The Finnish immigrant's love for music prompted the formation of the Louhi Symphonic Band of Monessen, Pennsylvania. On February 12, 1900, fourteen young men banded together to form a musical organization that became world famous. Under the direction of Axel Ruuti, who was the initiator, the Band began rehearsals.
The Louhi Band continued to grow in membership and in the spring of 1905 was fortunate to acquire the services of George E. Wahlstrom, an accomplished musician from Finland. He later left to teach music and to conduct bands in other states where there were Finnish settlements. In 1915 he returned to Monessen to conduct the Louhi Band. The Band achieved outstanding success under Mr. Wahlstrom's leadership.
On July 4, 1918, the Louhi Band took part in the All Nations Parade in New York City during World War I. While in New York they recorded "Maamme Laulu" and "Pois Rannoilta Suomen" for the Victor label.
The Band's most ambitious and costly adventure was its concert tour of Finland in 1920. The Louhi Band was accompanied by many tourists, in fact, a total of 400. Thirty concerts were given in cities and rural villages during June, July, and August. The first concert was performed in Helsinki before the President, Jean Sibelius, and other dignitaries. Jean Sibelius presented the band with a wreath that was on display at the Monessen Finnish Lutheran church for many years. Everywhere concerts were extremely favorable. The concert tour covered territory from Helsinki in the south to beyond the Arctic Circle in the north, from the border of Russia in the east to the Gulf of Bothnia and the border of Sweden in the west.
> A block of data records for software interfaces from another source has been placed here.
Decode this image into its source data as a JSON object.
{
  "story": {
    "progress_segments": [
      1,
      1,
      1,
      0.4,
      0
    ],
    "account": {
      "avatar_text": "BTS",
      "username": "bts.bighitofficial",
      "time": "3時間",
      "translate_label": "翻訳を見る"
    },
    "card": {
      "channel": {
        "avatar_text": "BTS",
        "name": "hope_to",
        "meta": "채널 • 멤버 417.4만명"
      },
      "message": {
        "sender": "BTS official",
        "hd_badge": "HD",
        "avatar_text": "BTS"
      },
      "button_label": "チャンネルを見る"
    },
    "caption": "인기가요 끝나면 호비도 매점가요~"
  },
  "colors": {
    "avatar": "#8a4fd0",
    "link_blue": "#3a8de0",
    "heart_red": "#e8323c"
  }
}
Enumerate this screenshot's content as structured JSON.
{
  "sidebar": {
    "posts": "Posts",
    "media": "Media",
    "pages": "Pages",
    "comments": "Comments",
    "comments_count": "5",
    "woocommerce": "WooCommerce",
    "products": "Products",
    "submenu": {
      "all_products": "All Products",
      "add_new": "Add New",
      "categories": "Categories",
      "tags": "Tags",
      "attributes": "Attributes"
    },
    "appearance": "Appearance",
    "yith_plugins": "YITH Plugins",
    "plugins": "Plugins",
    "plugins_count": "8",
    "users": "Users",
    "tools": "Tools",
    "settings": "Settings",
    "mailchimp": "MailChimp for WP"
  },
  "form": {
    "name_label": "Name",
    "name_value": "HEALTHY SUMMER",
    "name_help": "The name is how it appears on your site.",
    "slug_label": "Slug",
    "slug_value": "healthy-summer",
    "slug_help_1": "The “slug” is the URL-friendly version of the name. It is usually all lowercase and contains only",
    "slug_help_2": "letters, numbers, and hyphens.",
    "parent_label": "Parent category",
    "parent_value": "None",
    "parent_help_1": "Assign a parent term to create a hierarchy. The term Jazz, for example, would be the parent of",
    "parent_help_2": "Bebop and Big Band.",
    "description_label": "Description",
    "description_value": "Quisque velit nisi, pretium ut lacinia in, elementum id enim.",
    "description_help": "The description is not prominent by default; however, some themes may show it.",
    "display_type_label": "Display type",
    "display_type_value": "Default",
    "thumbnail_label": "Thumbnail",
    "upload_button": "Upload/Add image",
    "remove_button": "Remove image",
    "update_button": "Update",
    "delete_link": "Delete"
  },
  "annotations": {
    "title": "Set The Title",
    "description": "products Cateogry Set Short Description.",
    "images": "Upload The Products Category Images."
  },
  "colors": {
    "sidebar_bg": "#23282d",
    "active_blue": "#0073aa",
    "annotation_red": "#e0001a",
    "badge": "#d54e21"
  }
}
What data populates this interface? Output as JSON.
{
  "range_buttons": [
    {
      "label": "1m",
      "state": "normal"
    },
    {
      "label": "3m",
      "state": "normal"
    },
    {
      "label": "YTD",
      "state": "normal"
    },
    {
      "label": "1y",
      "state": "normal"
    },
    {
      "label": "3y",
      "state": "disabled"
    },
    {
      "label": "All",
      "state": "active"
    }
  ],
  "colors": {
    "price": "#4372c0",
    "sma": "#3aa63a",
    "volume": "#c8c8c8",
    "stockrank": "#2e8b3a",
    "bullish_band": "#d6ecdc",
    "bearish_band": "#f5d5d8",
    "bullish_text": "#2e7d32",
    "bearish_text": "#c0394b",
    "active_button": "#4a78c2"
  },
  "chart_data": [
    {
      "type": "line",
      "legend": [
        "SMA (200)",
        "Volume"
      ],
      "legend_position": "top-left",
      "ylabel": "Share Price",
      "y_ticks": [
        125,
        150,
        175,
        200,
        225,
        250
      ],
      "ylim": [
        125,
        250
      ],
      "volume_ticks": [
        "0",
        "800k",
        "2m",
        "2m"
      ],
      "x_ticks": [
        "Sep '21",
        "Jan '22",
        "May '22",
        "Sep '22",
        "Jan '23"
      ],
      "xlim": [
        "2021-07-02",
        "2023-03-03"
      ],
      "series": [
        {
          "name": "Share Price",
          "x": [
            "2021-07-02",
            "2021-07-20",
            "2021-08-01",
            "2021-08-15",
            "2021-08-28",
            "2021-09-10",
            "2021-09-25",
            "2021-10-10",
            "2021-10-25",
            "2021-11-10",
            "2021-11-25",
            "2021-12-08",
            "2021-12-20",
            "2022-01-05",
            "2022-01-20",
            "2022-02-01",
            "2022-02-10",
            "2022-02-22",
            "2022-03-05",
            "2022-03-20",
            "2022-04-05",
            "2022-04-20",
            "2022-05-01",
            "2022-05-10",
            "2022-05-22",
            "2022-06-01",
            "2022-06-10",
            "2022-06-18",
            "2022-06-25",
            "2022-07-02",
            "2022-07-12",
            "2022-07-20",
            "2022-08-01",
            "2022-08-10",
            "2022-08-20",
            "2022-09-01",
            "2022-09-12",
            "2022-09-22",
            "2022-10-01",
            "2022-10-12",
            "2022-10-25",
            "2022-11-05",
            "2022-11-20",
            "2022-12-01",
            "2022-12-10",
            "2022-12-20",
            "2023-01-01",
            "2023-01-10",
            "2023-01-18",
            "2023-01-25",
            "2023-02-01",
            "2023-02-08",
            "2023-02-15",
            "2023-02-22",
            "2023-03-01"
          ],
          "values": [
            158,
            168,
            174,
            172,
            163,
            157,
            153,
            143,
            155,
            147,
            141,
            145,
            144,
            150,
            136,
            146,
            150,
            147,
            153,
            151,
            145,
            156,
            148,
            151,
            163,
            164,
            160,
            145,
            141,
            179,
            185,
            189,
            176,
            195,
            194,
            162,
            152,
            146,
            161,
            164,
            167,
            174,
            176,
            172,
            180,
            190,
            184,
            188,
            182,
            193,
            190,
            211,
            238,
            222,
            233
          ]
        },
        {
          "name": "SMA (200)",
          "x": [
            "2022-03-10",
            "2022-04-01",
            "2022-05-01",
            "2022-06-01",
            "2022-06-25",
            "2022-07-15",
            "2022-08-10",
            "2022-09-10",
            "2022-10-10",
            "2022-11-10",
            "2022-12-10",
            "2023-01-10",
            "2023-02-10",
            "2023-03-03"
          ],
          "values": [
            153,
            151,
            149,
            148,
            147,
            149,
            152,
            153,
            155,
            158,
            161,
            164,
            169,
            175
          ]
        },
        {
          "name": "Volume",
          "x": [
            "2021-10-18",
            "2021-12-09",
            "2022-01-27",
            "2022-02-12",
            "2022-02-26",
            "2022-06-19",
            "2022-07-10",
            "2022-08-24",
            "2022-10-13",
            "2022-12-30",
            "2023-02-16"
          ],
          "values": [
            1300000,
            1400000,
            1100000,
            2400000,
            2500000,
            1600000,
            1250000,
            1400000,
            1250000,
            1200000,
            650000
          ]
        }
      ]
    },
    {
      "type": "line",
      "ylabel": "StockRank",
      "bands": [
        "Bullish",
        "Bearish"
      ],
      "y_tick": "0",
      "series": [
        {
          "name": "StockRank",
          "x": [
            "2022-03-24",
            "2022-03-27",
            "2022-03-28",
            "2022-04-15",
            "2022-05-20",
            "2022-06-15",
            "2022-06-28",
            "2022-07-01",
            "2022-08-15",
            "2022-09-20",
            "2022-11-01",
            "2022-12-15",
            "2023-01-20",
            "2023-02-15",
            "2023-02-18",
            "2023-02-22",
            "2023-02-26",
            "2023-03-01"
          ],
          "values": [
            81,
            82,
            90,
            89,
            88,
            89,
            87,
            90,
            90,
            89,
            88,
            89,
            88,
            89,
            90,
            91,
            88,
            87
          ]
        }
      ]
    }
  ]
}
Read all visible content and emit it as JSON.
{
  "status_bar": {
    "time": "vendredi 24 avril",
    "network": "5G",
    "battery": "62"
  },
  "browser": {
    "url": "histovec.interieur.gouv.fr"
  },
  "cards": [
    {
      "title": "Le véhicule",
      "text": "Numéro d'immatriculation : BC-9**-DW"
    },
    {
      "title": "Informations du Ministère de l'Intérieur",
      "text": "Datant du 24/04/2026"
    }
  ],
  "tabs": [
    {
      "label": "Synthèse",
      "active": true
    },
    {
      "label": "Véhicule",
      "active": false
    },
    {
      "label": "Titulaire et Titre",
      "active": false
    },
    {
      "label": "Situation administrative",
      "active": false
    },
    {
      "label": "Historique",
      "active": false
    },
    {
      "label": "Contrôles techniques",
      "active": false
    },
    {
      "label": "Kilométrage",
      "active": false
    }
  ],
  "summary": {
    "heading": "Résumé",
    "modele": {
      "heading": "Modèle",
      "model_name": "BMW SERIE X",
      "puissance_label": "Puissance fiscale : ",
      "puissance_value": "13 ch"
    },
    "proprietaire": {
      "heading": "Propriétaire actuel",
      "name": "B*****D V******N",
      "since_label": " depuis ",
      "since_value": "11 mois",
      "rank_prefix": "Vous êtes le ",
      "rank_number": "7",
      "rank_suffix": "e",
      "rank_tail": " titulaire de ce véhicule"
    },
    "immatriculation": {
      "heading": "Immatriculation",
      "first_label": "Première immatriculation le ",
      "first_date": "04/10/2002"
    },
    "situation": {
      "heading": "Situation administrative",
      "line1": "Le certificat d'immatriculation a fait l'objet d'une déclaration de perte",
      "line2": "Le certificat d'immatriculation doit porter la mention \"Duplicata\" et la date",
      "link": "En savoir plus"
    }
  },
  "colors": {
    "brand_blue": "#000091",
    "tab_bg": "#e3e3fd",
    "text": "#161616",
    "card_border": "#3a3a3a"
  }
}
In 1938 the band went to Chester, Pennsylvania to give a concert celebrating the 300th anniversary of the landing of the first Finns in the Delaware Valley in 1638. Two years later concerts were presented at the New York World's Fair on Finland Day. The band conductor from 1936 to 1942 was Paul J. Passoja, who was a Monessen School District instrumental music teacher and conductor of the Monessen High School Band.
At the initial meeting there were so many eager to play that funds had to be raised to buy instruments, which were purchased in Cleveland. While waiting for the instruments to arrive, the group rehearsed marching. The rehearsals were held at the Finnish Temperance Society Hall at the corner of Fourth and Chestnut Streets. Eventually the membership reached fifty men and one woman, Ksenia Tantarri Palomaki. In 1910 there were six female members, but they dropped out.
The Sibelius Club printed, published, and distributed music all over the United States. Branches were set up in Brooklyn, Cleveland, Weirton, and De Kalb, Illinois. Its headquarters was in Monessen. The band's music library consisted of 1500 compositions.
During the winter months, a series of concerts was performed in the Monessen High School auditorium. Concerts during the summer were played in an outdoor bandstand in the center of Sixth Street Park and later in the newly developed City Park on Grand Boulevard.
Louhi was a musical organization that during its over forty years of existence became world famous. The City of Monessen was proud and appreciative of the band.
The directors form 1900 to 1942 were: Axel Ruuti, John Kleimola, John Pasvola, Ernest Paananen, Vaino Stenberg, Isak Kauppainen, J. P. Liimstainen, Waldemar Eklund, A. Malia, George E. Wahlstrom, John R. Kultti, Victor Taaipale, M. S. Roscerito, Louis Koski, Walter Wiita, and Paul J. Passoja.
Learn more about the Louhi Band and Monessen Finnish culture
• Paul Passoja, the Last Conductor of the Louhi Band by Everett Arthur Niemela
• I Remember Monessen by Elma Passoja Niemela